The avatar will become "more skeptical" and change its tone of voice if it believes a person has lied, before referring suspect passengers to a human guard and allowing those believed to be honest to pass through, said Keeley Crockett of Manchester Metropolitan University in England, who was involved in the project.
"It will ask the person to confirm their name, age and date of birth, (and) it will ask them things like what the purpose of their trip is and who is funding the trip," said Crockett. -CNN
The project comes at an initial cost of $5.1 million (€4.5 million), and will begin its trial run at airports in Grece, Latvia and Hungary for passengers traveling outside the EU.
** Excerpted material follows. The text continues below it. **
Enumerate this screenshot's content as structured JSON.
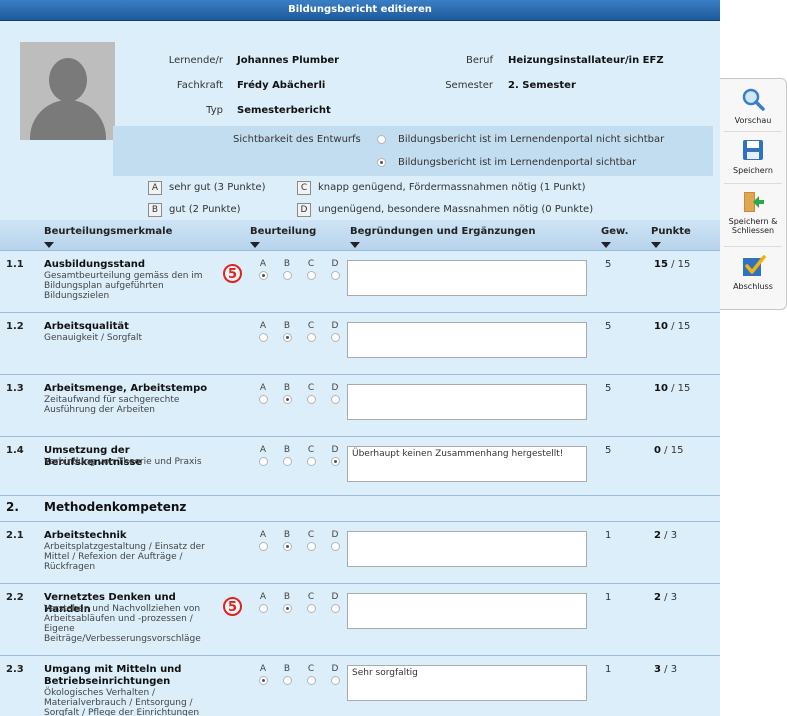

The technology has only been tested on a scant 32 individuals thus far, however the scientists behind the AI hope to achieve an 85% success rate. Prior facial recognition algorithms have been shown to have higher error rates with women and darker-skinned people after an MIT study earlier this year found bias in similar technology developed by Microsoft and IBM.
"I don't believe that you can have a 100% accurate system," said Crockett, who added that the system should become more accurate as more passengers are run through the algorithm.
The system will be overseen by human guards, who can see the results of the AI tests on each passenger.
Only passengers who give their consent will come face-to-face with the technology in its initial trial, with consent forms available at the airports when they arrive.
The system "will collect data that will move beyond biometrics and on to biomarkers of deceit," said project coordinator George Boultadakis, of information technology service company European Dynamics in Luxembourg.
Surely the 15% of people subject to false positives won't be treated with any bias by airport personnel in secondary questioning, especially if they are darker-skinned.